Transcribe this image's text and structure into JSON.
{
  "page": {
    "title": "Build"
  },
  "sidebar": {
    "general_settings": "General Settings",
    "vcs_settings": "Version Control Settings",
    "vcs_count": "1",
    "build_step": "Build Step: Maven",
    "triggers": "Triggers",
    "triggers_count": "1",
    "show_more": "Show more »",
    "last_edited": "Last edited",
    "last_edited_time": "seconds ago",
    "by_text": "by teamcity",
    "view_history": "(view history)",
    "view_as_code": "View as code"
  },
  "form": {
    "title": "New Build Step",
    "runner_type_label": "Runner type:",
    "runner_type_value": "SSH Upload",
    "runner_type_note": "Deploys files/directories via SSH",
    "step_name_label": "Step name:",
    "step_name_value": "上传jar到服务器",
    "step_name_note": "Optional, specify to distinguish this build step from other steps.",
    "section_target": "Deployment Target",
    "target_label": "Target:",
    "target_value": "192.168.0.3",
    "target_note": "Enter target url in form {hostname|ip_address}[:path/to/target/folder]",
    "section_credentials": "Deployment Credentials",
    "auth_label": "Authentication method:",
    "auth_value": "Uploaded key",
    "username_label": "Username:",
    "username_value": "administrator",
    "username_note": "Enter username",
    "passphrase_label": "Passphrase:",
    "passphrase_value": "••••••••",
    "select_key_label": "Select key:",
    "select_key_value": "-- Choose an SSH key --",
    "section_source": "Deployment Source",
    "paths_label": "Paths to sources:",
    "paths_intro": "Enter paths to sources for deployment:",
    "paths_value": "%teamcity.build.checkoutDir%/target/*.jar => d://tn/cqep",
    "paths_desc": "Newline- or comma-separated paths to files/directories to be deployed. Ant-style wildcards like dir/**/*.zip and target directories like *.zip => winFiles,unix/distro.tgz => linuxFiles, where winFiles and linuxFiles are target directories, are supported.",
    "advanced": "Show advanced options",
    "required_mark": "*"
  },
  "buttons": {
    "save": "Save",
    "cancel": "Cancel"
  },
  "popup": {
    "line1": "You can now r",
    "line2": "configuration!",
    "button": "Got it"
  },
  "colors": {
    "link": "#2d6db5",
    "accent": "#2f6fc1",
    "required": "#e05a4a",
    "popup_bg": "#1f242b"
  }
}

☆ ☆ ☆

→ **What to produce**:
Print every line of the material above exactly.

→ **Solution to the problem**:
Transcribe this image's text and structure into JSON.
{
  "page": {
    "title": "Build"
  },
  "sidebar": {
    "general_settings": "General Settings",
    "vcs_settings": "Version Control Settings",
    "vcs_count": "1",
    "build_step": "Build Step: Maven",
    "triggers": "Triggers",
    "triggers_count": "1",
    "show_more": "Show more »",
    "last_edited": "Last edited",
    "last_edited_time": "seconds ago",
    "by_text": "by teamcity",
    "view_history": "(view history)",
    "view_as_code": "View as code"
  },
  "form": {
    "title": "New Build Step",
    "runner_type_label": "Runner type:",
    "runner_type_value": "SSH Upload",
    "runner_type_note": "Deploys files/directories via SSH",
    "step_name_label": "Step name:",
    "step_name_value": "上传jar到服务器",
    "step_name_note": "Optional, specify to distinguish this build step from other steps.",
    "section_target": "Deployment Target",
    "target_label": "Target:",
    "target_value": "192.168.0.3",
    "target_note": "Enter target url in form {hostname|ip_address}[:path/to/target/folder]",
    "section_credentials": "Deployment Credentials",
    "auth_label": "Authentication method:",
    "auth_value": "Uploaded key",
    "username_label": "Username:",
    "username_value": "administrator",
    "username_note": "Enter username",
    "passphrase_label": "Passphrase:",
    "passphrase_value": "••••••••",
    "select_key_label": "Select key:",
    "select_key_value": "-- Choose an SSH key --",
    "section_source": "Deployment Source",
    "paths_label": "Paths to sources:",
    "paths_intro": "Enter paths to sources for deployment:",
    "paths_value": "%teamcity.build.checkoutDir%/target/*.jar => d://tn/cqep",
    "paths_desc": "Newline- or comma-separated paths to files/directories to be deployed. Ant-style wildcards like dir/**/*.zip and target directories like *.zip => winFiles,unix/distro.tgz => linuxFiles, where winFiles and linuxFiles are target directories, are supported.",
    "advanced": "Show advanced options",
    "required_mark": "*"
  },
  "buttons": {
    "save": "Save",
    "cancel": "Cancel"
  },
  "popup": {
    "line1": "You can now r",
    "line2": "configuration!",
    "button": "Got it"
  },
  "colors": {
    "link": "#2d6db5",
    "accent": "#2f6fc1",
    "required": "#e05a4a",
    "popup_bg": "#1f242b"
  }
}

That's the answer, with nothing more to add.